In the second quarter of the game, Denver Broncos quarterback Peyton Manning was hit as he attempted to throw a pass to running back Knowshon Moreno. Smith was back in coverage as the ball fluttered through the air. Reacting quickly, Smith jumped in front of Moreno, snatched the ball from the air and returned it 69 yards for a touchdown.
This was the play of the game:
Aside from his interception, Smith also recorded 10 total tackles and a fumble recovery on his way to MVP honors.
After looking over his emergence during the regular season and his continued dominance throughout the playoffs, one thing becomes apparent: Smith's play this past season was no fluke.
Playing on the league's top-ranked defense featuring players like Wagner, Richard Sherman, Cliff Avril and Kam Chancellor makes it tough to be recognized—especially for a seventh-round draft pick. However, Smith was able to do just that.
After becoming only the third linebacker in Super Bowl history to be named MVP, Smith remained humble and elected to praise his teammates, according to an interview with Jim Corbett of USA Today:
It's unbelievable. I'm in shock. We expected a great fight from them. We kind of just dominated the game. To be in the Super Bowl and dominate the game says a lot about our group. We spend a lot of time together.
We kind of have a chip on our shoulder, a lot of guys got overlooked, a bunch of misfits, a bunch of guys who it was said wouldn't be anything. Obviously, Peyton is a great quarterback who gets the ball out fast. But we play with a speed they haven't seen before.

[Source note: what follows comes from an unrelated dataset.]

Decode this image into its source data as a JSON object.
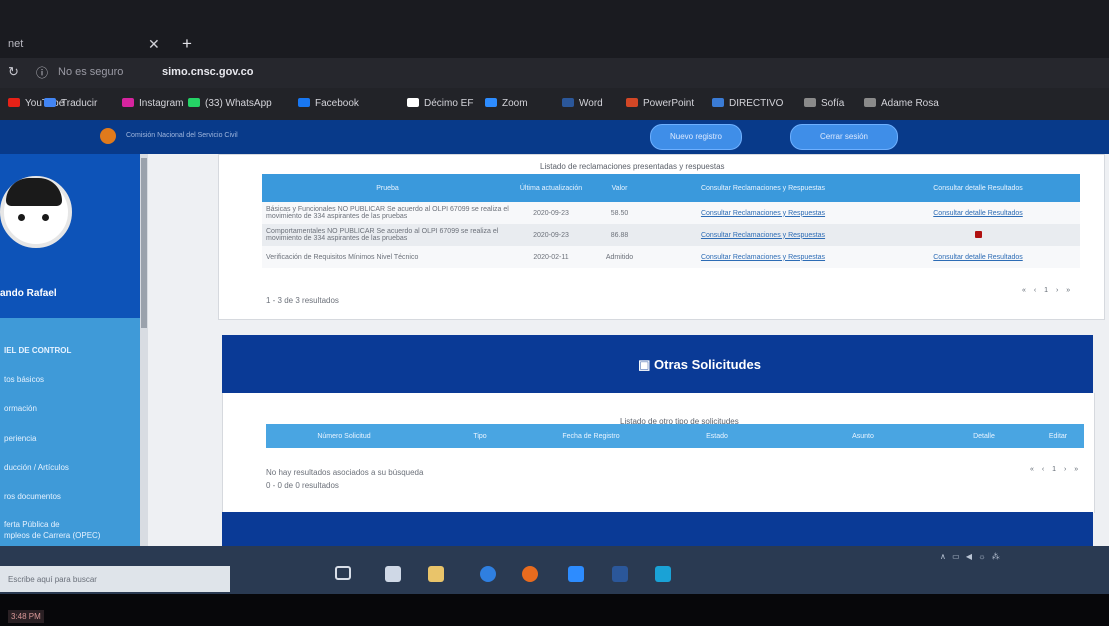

Smith was then asked how he would handle the added attention. He said, "I'll definitely be able to handle the attention, not much will change. I've been to Disneyland. But I've never been to Disney World. It'll be fun."
The way he played during the season and through the Super Bowl has certainly warranted an immense amount of attention for Smith. Expect his stellar play to continue into the 2014 season and beyond. We could easily speculate that Smith has only just begun to show his capability as an elite NFL linebacker.